Note each line in the data below that holds "heading", and copy it.

Start of Data for this task

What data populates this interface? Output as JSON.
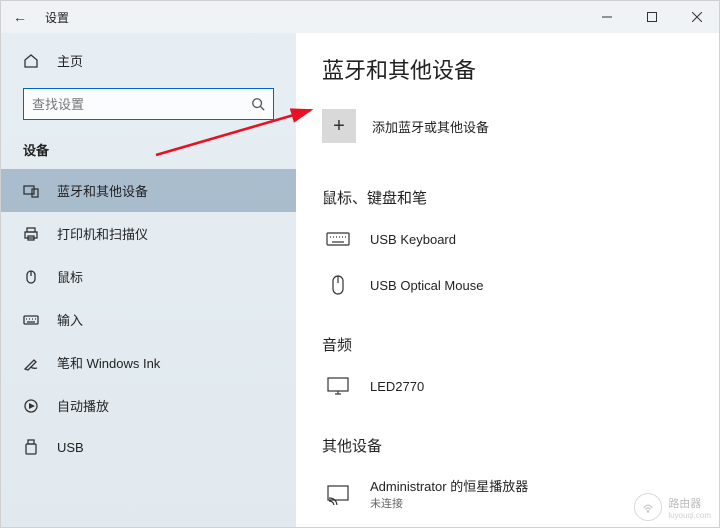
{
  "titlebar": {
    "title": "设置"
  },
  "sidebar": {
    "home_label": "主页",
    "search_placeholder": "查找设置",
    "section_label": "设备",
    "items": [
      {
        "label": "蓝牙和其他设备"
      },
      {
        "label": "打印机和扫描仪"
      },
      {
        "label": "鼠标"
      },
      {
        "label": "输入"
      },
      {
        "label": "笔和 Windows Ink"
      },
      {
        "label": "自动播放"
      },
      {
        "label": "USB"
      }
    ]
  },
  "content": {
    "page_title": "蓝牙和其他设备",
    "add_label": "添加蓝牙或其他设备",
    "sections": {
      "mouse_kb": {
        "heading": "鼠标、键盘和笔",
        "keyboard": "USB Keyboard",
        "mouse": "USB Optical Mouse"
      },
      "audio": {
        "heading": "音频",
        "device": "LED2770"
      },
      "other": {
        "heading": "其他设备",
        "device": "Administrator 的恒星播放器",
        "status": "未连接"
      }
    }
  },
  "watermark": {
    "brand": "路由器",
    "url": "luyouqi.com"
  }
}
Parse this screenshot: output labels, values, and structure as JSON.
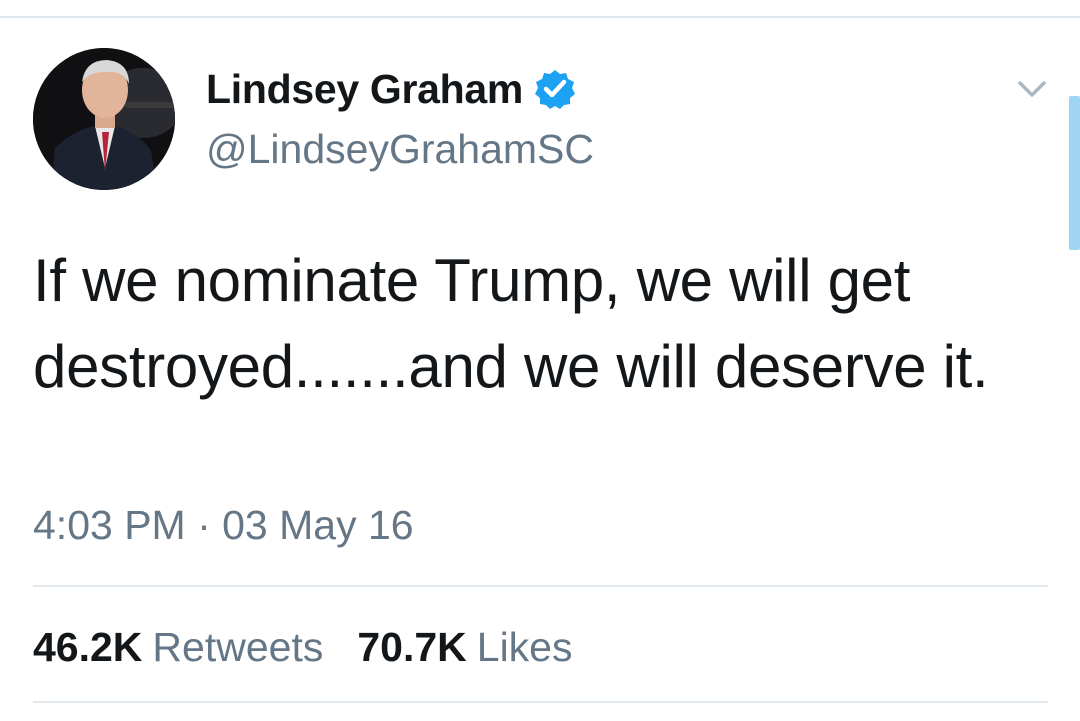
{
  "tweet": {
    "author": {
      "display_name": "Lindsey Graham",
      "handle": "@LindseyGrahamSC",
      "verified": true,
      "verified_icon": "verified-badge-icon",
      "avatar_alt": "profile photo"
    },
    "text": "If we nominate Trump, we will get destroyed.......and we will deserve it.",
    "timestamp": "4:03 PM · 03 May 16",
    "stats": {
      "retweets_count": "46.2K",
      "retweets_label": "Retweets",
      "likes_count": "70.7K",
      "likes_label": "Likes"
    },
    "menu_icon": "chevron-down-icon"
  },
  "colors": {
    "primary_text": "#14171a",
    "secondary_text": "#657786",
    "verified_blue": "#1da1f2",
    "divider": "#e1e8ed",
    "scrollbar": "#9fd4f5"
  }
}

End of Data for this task

Your response>
        "heading": "鼠标、键盘和笔",
        "heading": "音频",
        "heading": "其他设备",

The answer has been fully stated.